Yesterday, I attended a writing workshop organised by my university. Jill Dawson, the author of ten novels, and winner of a variety of awards, came in to run a workshop lasting an hour and a half. The title of the workshop was ‘A Sense of Place’.
Jill talked the attenders through how she builds a sense of place, reading from her notes of visiting Patricia Highsmith’s cottage in Suffolk and the subsequent opening of her novel, ‘The Crime Writer’. She demonstrated how every detail of her first impression was important to the first draft, and the final product. The main piece of advice I took from Jill’s workshop:
Put your body in the place you are trying to describe.
This can be taken literally, or metaphorically. Taking a breather from writing the words and thinking your body into a place allows the words to come in a more organic manner. It is something that is easily forgotten in the act of writing. I, for one, tend to get bogged down in describing setting (or indeed anything else) in an interesting, unique way – I focus on it, excessively, and then the description loses all life. What I forget about is the rawness of physical or emotional feeling. In reality, if I take Jill’s advice, I might come up with something like this when thinking of my childhood home:
carpet freshness tiles in the kitchen
and two blue sofas
It doesn’t make any sense, it lacks a narrative or direction, but for me it is the most accurate, concise description I could get of my childhood home. These 12 words hold more the sense of place I was trying to convey than the rest of the A4 page. Picking out these small essential fragments was another thing that Jill endorsed. The ability to recognize the gold dust among the waffle in your own writing is a skill that needs to be learnt.

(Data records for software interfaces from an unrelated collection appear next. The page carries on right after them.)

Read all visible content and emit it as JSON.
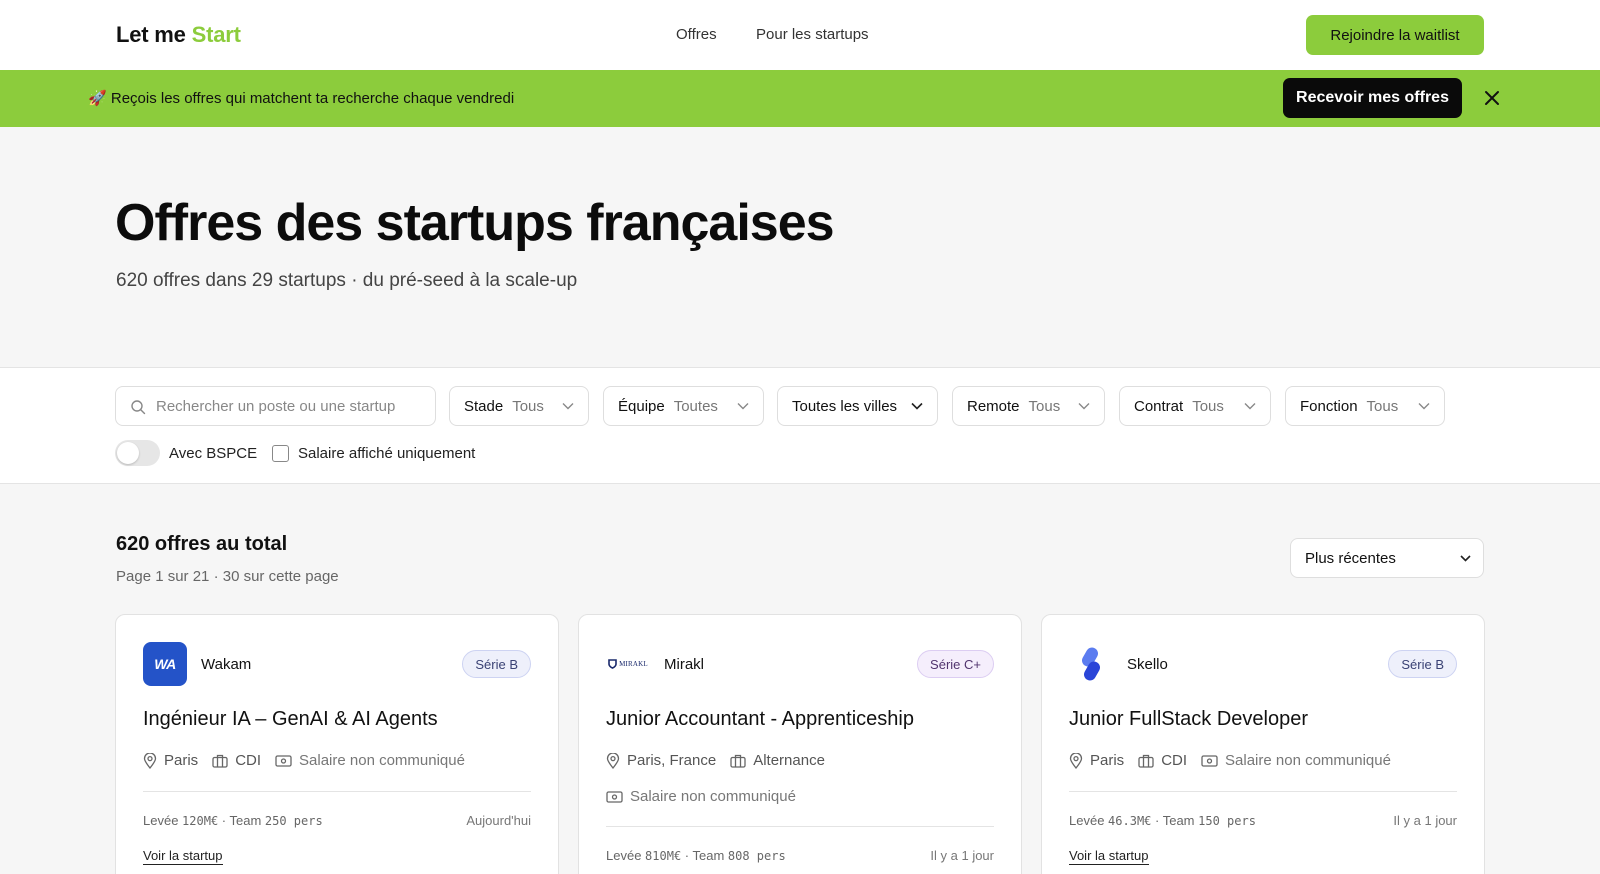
{
  "nav": {
    "logo_main": "Let me",
    "logo_accent": "Start",
    "links": [
      "Offres",
      "Pour les startups"
    ],
    "cta": "Rejoindre la waitlist"
  },
  "banner": {
    "emoji": "🚀",
    "text": "Reçois les offres qui matchent ta recherche chaque vendredi",
    "cta": "Recevoir mes offres"
  },
  "hero": {
    "title": "Offres des startups françaises",
    "subtitle": "620 offres dans 29 startups · du pré-seed à la scale-up"
  },
  "filters": {
    "search_placeholder": "Rechercher un poste ou une startup",
    "stade": {
      "label": "Stade",
      "value": "Tous"
    },
    "equipe": {
      "label": "Équipe",
      "value": "Toutes"
    },
    "villes": {
      "value": "Toutes les villes"
    },
    "remote": {
      "label": "Remote",
      "value": "Tous"
    },
    "contrat": {
      "label": "Contrat",
      "value": "Tous"
    },
    "fonction": {
      "label": "Fonction",
      "value": "Tous"
    },
    "bspce_label": "Avec BSPCE",
    "salary_label": "Salaire affiché uniquement"
  },
  "results": {
    "total": "620 offres au total",
    "page_info": "Page 1 sur 21 · 30 sur cette page",
    "sort": "Plus récentes"
  },
  "cards": [
    {
      "company": "Wakam",
      "logo_text": "WA",
      "stage": "Série B",
      "title": "Ingénieur IA – GenAI & AI Agents",
      "location": "Paris",
      "contract": "CDI",
      "salary": "Salaire non communiqué",
      "funding_prefix": "Levée ",
      "funding": "120M€",
      "team_prefix": " · Team ",
      "team": "250 pers",
      "when": "Aujourd'hui",
      "link": "Voir la startup"
    },
    {
      "company": "Mirakl",
      "logo_text": "MIRAKL",
      "stage": "Série C+",
      "title": "Junior Accountant - Apprenticeship",
      "location": "Paris, France",
      "contract": "Alternance",
      "salary": "Salaire non communiqué",
      "funding_prefix": "Levée ",
      "funding": "810M€",
      "team_prefix": " · Team ",
      "team": "808 pers",
      "when": "Il y a 1 jour"
    },
    {
      "company": "Skello",
      "stage": "Série B",
      "title": "Junior FullStack Developer",
      "location": "Paris",
      "contract": "CDI",
      "salary": "Salaire non communiqué",
      "funding_prefix": "Levée ",
      "funding": "46.3M€",
      "team_prefix": " · Team ",
      "team": "150 pers",
      "when": "Il y a 1 jour",
      "link": "Voir la startup"
    }
  ],
  "colors": {
    "accent": "#8ccc3c",
    "wakam_blue": "#2453c8",
    "skello_blue": "#3357e6"
  }
}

The other piece of advice I took from Jill Dawson’s talk was avoiding cliché. It sounds simple. It’s something every writer wants to avoid, but sometimes it takes the physical act of ‘throwing out’ all of the words that instantly appear when thinking of an object or place. For example, when writing about a piece of honeycomb, forget: honeycomb, bees, honey, hive, yellow.
Here’s an extract of what I came up with after abandoning those words:
caramel brown architextured
sweet and square
shaped carefully by tiny
And this is the importance of writing workshop. The advice or guidance given could be entirely new, it could be something you’ve heard a million times before. But in that hour or two hour slot, it could make all the difference. Jill Dawson said that the only tool the writer has is language itself. That’s a pretty big tool, which every writer will handle differently. Writing workshops encourage you to pick up language in a way that is different to how you wielded it in your last writing session. And this is the key to honing you craft.